In stark contrast to years past, very few people lined the streets to watch the procession pass by.
In accordance with requests from provincial officials for Ma Song and their devotees to abide by COVID prevention measures, the shrine asked all Ma Song to avoid wearing any piercings, the likes of which had previously made the Phuket Vegetarian Festival famous around the world, with spirit mediums sporting beach umbrellas, bicycles and even handguns protruding through their faces.
The traditional practice of face piercings is to carry sacred objects, such as blessed sceptres, rods and sometimes swords.
Of the four to five Ma Song who took part in the street procession this morning, none wore face masks, though all their assistants did.
The street procession scheduled for tomorrow, regardless of the heavy downpours and strong winds across the island, is for devotees and Ma Song from the Bang Khu Shrine in Koh kaew to proceed along the the streets of Phuket Town.
The turnout of spectators is expected again to be very low, as the Vegetarian Festival this year suffers its worst attendance in years.
The atmosphere around many of the participating Chinese shrines across the island has been quiet, with few people even venturing out to sample the special vegetarian dishes sold by vendors during the annual festivities.
Following the example set by Jui Tui Shrine on Ranong Rd in Phuket Town, which serves as one of the busiest shrines during the festival, many participating shrines this year have asked vendors to not even set up stalls along the streets in front of the shrines as a precaution against causing a cluster of COVID infections.
A QUIETER TIME
The Phuket Vegetarian Festival over the years has inspired a host of many similar festivals now held across the country for Thai-Chinese communities elsewhere to observe, including in the Yaowarat area in Bangkok.
The “vegetarian festival season” had previously served as a key event on the domestic tourism calendar, and “has always been a major drive in economic growth”, reported state news agency NNT.
However, the University of the Thai Chamber of Commerce (UTCC) is expecting this year’s festival not to be as lively as before due to economic strains from the COVID-19 pandemic, said the NNT report.
“The UTCC’s Center for Economic and Business Forecasting has just released the results of its survey on consumers’ spending behavior for this year’s vegetarian festival, during which weaker economic activities can be expected,” it said.

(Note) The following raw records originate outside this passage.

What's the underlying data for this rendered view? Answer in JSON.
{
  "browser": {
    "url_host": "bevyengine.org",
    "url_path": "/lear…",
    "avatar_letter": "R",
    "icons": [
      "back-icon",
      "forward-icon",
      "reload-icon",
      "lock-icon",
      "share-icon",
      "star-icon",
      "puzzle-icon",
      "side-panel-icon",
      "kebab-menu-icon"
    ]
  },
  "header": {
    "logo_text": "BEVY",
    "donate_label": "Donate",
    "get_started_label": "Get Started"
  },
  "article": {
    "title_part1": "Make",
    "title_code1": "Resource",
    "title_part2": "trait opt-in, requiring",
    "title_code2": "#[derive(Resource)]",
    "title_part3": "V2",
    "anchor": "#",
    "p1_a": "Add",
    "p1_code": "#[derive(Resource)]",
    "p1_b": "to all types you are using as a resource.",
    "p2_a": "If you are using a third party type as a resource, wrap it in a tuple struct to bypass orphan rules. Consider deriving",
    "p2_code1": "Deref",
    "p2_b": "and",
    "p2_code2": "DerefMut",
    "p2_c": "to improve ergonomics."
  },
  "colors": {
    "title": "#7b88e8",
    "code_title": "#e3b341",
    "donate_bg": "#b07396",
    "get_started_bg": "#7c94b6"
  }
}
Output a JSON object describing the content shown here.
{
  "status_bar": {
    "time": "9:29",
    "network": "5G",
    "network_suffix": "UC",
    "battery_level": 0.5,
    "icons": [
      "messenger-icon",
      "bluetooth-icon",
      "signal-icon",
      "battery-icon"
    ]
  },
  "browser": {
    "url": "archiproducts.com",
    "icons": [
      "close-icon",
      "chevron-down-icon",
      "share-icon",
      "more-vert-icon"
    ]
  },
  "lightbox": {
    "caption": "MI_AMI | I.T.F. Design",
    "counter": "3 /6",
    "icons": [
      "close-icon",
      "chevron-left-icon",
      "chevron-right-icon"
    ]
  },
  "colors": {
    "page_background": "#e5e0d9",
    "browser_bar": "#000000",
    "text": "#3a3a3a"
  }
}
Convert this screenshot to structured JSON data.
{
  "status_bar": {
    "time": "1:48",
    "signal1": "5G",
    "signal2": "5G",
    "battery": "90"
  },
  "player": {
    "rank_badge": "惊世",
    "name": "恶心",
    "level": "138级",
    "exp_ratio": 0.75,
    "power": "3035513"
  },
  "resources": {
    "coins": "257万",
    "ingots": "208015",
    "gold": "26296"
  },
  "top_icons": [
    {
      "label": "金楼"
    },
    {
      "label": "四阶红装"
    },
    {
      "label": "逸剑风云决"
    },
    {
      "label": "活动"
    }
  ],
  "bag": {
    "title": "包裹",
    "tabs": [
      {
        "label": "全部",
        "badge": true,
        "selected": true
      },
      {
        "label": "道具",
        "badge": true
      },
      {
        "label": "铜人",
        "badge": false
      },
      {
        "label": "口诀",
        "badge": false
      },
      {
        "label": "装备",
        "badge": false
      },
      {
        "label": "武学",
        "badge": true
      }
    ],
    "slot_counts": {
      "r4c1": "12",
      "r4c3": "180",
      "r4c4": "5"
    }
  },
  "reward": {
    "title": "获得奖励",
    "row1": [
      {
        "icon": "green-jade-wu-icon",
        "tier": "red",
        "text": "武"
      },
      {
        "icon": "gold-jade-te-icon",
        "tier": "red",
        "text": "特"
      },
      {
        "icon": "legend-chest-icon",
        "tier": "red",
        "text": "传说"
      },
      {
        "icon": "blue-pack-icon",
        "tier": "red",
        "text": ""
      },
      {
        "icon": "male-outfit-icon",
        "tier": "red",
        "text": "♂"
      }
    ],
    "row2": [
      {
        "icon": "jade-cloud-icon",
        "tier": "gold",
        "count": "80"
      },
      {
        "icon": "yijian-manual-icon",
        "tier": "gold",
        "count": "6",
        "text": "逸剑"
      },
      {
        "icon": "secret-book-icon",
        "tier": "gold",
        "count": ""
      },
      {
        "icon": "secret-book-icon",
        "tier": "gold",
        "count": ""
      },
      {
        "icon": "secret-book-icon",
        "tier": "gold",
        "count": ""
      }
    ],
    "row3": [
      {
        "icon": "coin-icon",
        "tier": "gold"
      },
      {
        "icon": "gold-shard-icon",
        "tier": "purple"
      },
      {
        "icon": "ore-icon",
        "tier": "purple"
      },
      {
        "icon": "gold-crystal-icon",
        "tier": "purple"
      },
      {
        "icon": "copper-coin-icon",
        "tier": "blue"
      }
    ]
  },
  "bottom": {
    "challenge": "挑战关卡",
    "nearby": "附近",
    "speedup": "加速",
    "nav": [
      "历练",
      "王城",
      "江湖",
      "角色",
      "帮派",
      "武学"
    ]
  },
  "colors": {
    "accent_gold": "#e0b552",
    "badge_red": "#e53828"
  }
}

The survey, conducted with 1,208 participants across the country, showed that only 39.1% of the respondents would be observing this festival this year, with 62.9% of respondents intending to observe the vegetarian diet for the entire festival, which by officials’ account is held from Oct 6-14. The actual closing of the festival will be on Oct 15, when the participating shrines lower the Go Teng poles.
“Most people responded they would be making the same amount of spending for their grocery items, while some intended to leverage on the government’s aid campaigns, particularly the 50:50 co-pay campaign where up to half of their individual purchases could be subsidized,” NNT reported.
Only 10.1% of the respondents said they intended to visit places of worship this year, mostly within Bangkok and neighbouring provinces.
UTCC President Thanawat Polvichai said total spending from this year’s vegetarian festival across the country is expected to be around B41.15 billion, which is some 14.5% lower than last year’s figure at B46.98bn.
The decrease in spending would be the first in 14 years since 2008, Mr Thanawat said.